Instead of a fantasy setting, Champions modeled 4-color comic book scenarios. And the approach it took was pretty different from D&D. Instead of a menu of options available to players, Champions offered a toolkit so that players could make whatever they wanted. It was a generic system intended to model anything the players or GM needed.
The core feature that makes the game soar is the special effect/mechanics divide. Where the look and feel of a power is a part of how it is written up for most games (think the flames of D&D’s Burning Hands spell), the specific look and feel of a power in Champions is completely separate from how it functions in the system.
If I were building a character with lightning based powers and another with ice based powers, I might give the former a devastating lightning bolt that he can hurl at enemies. The ice based hero might get an arctic blast that she can use to freeze things solid.
In game terms, mechanics, these work the same way. They are both what is called an energy blast. The difference is that the player decides what that blast looks like, which has an effect on play.
There are a couple of ways this affects play. An ice beam will hit the target, leaving them with small ice crystals across the point of impact. A lightning bolt might burn a neat hole in the clothes the target is wearing, and set his hair on end.
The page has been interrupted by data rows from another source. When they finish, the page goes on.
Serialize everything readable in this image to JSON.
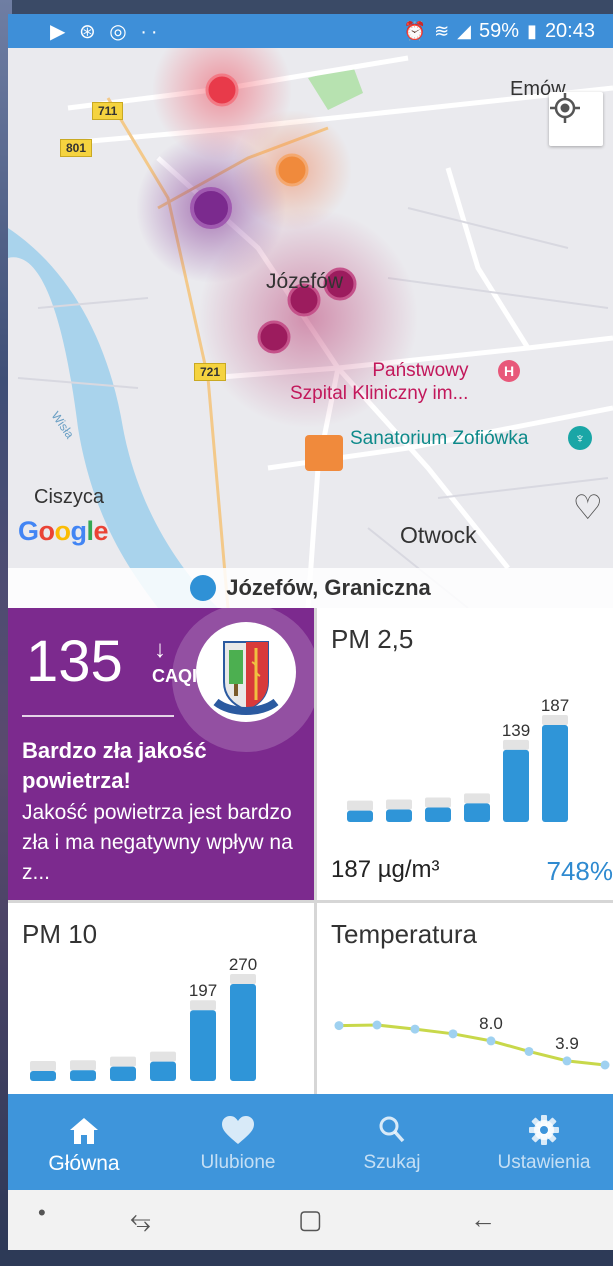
{
  "status_bar": {
    "left_icons": "▶ ⊛ ◎ ··",
    "battery": "59%",
    "time": "20:43"
  },
  "map": {
    "labels": {
      "emow": "Emów",
      "jozefow": "Józefów",
      "hospital": "Państwowy\nSzpital Kliniczny im...",
      "sanatorium": "Sanatorium Zofiówka",
      "ciszyca": "Ciszyca",
      "otwock": "Otwock",
      "wisla": "Wisła"
    },
    "road_numbers": [
      "711",
      "801",
      "721"
    ],
    "google": "Google",
    "location_name": "Józefów, Graniczna",
    "colors": {
      "red": "#e83a4a",
      "orange": "#f08a3c",
      "purple": "#7b2a8e",
      "magenta": "#b2205e"
    }
  },
  "caqi_card": {
    "value": "135",
    "trend_icon": "arrow-down",
    "unit": "CAQI",
    "headline": "Bardzo zła jakość powietrza!",
    "description": "Jakość powietrza jest bardzo zła i ma negatywny wpływ na z...",
    "color": "#7c2a8e"
  },
  "pm25_card": {
    "title": "PM 2,5",
    "bars": [
      22,
      24,
      28,
      36,
      139,
      187
    ],
    "labels": [
      "",
      "",
      "",
      "",
      "139",
      "187"
    ],
    "current_value": "187 µg/m³",
    "percent": "748%",
    "bar_color": "#2f95d8"
  },
  "pm10_card": {
    "title": "PM 10",
    "bars": [
      24,
      30,
      40,
      54,
      197,
      270
    ],
    "labels": [
      "",
      "",
      "",
      "",
      "197",
      "270"
    ]
  },
  "temp_card": {
    "title": "Temperatura",
    "points": [
      10.6,
      10.7,
      10.0,
      9.2,
      8.0,
      6.2,
      4.6,
      3.9
    ],
    "labels": {
      "4": "8.0",
      "6": "3.9"
    },
    "line_color": "#c8d84a",
    "point_color": "#9fd1f0"
  },
  "bottom_nav": {
    "items": [
      {
        "label": "Główna",
        "icon": "home-icon",
        "active": true
      },
      {
        "label": "Ulubione",
        "icon": "heart-icon",
        "active": false
      },
      {
        "label": "Szukaj",
        "icon": "search-icon",
        "active": false
      },
      {
        "label": "Ustawienia",
        "icon": "gear-icon",
        "active": false
      }
    ]
  }
}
If the ice hero fights someone with fire powers, and they both have an energy blast that is mechanically the same, by the game rules they would cancel each other out.
I adore this system. You can model almost anything with the combination of mechanics and special effect.
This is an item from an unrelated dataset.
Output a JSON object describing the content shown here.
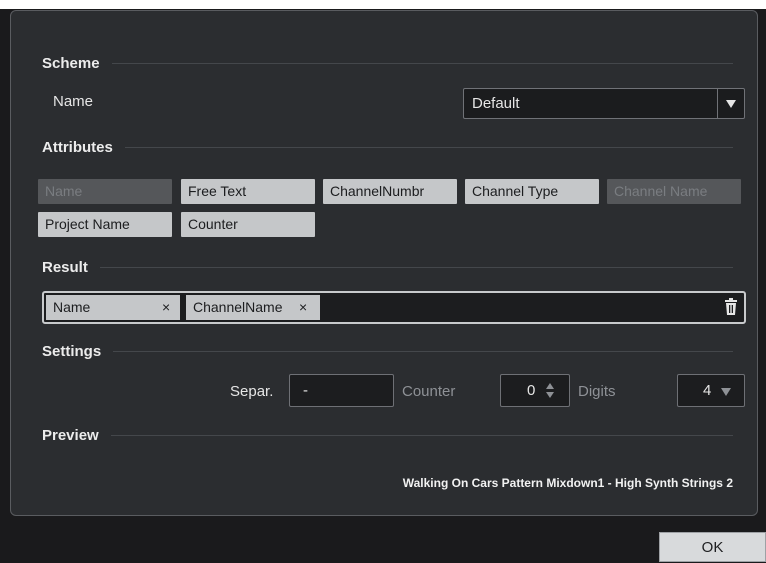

Some time after Champions was released they tweaked the system so it could be used as a universal system. This was released as the HERO System. You can run science fiction, horror, fantasy, pulp, etc.
So, HERO System has a few drawbacks. The first is that there is a learning curve. Like GURPS (another universal system), HERO System has a lot of moving parts.
The other drawback is time. Building things can be time consuming. Building an entire campaign’s worth of material can be a difficult obstacle to overcome. To help, there are lots and lots of sourcebooks with prebuilt enemies, allies, items, etc.
Still, I love this system. Being able to model anything is nice, but there’s something freeing about being that much more in control over the game. I dunno. Maybe I like punching bad guys through brick walls.